Today it means gay marriage for Bill and Hill. Yesterday, it didn’t. Tomorrow? Stay tuned.
Following her husband’s lead, Hillary Clinton has shifted from opposing gay marriage to endorsing it, a complete reversal from both Clintons’ support of the 1996 Defense of Marriage Act, which defined marriage as between a man and a woman, and was signed into law by President Bill Clinton. America’s progressives hope that enough Supreme Court justices will join them in merrily jettisoning this antiquated law and multi-millennial-old institution.
Like her husband, Mrs. Clinton now fancies herself a “progressive.” It’s funny, I wrote an entire book on Hillary Clinton, where I dealt with her position on gay marriage at length, and not once did I hear her refer to herself as a “progressive.” She had been a liberal, a Democrat, an occasional moderate, and once even a Goldwater girl. But a “progressive”?
Well, that’s just as well. The progressive tag fits best, as it does for most liberals. Very few actually match the term “liberal,” a problematic label. “Progressive” fits better. After all, that’s what these leftists are doing: they are ever evolving, reforming, changing, moving, progressing along to something. Their positions are forever in flux, with the only commonality being that they favor more government power and centralization to handle anything they consider an injustice. The evolution across issues is so vast, and so unceasing, that no progressive can tell you where they will stand years from now. They merely know that they’ll be progressing.
The marriage issue is an excellent case in point. No progressive 100 years ago could have imagined their ideology and Democratic Party embracing gay marriage. Woodrow Wilson and William Jennings Bryan are rolling over in their graves.
Gee, merely a decade-and-a-half ago, the entirety of the Democratic Party supported traditional marriage, codified under law. And yet, Democrats turned on a dime in faithful obedience to Barack Obama’s mountaintop-message sanctifying gay marriage a year ago.
Obama promised “change” and “fundamental transformation.” His legions of blind faithful roared in approval, projecting upon his blank screen whatever they vaguely had in mind. In Obama’s mind, this included bestowing unto himself the monumental ability to literally redefine marriage, granting himself and his government a power heretofore reserved for the laws of nature and nature’s God.
(In an equally breathtaking development, libertarians have jumped on board, generously lavishing upon government — which they claim to want to limit — an enormous and unprecedented power.)
As for the Clintons, consider their change, their fundamental transformation, their progress on this bedrock issue:
As noted, in 1996, Bill Clinton signed the Defense of Marriage Act. The Arkansas Baptist stood for marriage as always understood.

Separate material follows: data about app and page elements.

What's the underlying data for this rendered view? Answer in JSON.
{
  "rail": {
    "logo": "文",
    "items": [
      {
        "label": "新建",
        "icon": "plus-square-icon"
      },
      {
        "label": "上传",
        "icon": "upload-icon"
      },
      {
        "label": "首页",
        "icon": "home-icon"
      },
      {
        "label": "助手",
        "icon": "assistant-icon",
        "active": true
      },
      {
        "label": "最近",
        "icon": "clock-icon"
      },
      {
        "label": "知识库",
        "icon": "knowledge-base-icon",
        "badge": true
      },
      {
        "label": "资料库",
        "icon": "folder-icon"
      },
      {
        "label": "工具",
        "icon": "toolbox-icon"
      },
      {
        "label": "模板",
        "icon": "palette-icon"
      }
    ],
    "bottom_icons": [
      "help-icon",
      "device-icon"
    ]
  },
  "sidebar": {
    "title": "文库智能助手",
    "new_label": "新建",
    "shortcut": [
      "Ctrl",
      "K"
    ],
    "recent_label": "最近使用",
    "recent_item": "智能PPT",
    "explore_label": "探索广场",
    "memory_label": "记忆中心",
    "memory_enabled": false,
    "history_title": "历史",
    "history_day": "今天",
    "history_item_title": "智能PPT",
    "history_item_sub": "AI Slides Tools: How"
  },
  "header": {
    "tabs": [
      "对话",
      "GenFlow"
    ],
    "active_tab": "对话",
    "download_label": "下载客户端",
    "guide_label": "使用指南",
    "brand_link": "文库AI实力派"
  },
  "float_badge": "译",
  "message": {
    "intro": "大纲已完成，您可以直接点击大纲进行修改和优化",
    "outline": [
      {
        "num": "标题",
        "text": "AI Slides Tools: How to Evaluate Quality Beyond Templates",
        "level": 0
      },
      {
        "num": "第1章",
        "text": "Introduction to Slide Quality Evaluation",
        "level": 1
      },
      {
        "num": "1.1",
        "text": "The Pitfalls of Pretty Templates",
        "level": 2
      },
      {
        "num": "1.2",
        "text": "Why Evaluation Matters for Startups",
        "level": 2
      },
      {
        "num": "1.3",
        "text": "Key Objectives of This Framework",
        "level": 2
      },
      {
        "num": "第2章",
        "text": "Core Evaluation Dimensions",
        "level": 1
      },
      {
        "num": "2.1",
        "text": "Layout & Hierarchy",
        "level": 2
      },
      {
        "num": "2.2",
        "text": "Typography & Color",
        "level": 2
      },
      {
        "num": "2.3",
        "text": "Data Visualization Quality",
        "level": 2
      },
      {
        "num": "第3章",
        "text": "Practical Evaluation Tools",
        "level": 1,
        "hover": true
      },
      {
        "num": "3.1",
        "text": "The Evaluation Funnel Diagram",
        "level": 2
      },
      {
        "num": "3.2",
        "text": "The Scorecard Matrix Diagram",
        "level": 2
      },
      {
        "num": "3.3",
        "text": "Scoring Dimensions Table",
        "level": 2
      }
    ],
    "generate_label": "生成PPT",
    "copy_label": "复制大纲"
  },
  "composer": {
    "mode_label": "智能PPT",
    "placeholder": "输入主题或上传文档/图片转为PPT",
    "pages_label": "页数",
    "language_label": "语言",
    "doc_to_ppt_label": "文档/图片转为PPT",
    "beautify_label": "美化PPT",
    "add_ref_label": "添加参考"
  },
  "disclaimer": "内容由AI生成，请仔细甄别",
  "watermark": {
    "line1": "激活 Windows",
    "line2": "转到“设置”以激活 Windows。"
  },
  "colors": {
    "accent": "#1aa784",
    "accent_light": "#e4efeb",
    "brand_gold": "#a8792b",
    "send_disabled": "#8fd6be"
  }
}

As for Hillary, the lifelong Methodist was once firmly in the camp of not rendering under government the ability to redefine marriage. Her youth pastor and mentor, the Rev. Don Jones, once said: “Surely, she is for gay rights…. But I think both she and Bill still think of heterosexuality as normative.”
Yes, they did. Campaigning for the U.S. Senate in 2000, Hillary held to that position, to the consternation of gay-rights groups. In White Plains, N.Y., in January 2000, Hillary stated: “Marriage has historic, religious and moral content that goes back to the beginning of time, and I think a marriage is as a marriage has always been, between a man and a woman.”
That was pretty clear, as was this Hillary remark to New York’s WNYC in June 2003: “marriage … should be kept as it historically has been.” She reaffirmed that position throughout the 2008 Democratic primaries.
Alas, jump ahead to this week, where a beaming Hillary proudly proclaimed: “LGBT Americans are … full and equal citizens and deserve the rights of citizenship. That includes gay marriage.”
Gee, what happened?
Well, if you’re confused, you simply need to unravel the confounding illogic of progressive ideology. By progressive thinking, the Hillary and Bill of, say, 5, 10, 15, or 50 years ago were not finished progressing. This should also mean (I think) that both Clintons were in fact wrong at each way-station in their journey to today’s progressive “truth” on marriage. Thus, too, it should mean (I think) that every Democrat who agreed with them on marriage in the 1990s was wrong. Current progressive ideology asserts that only current progressives are currently “right” on marriage.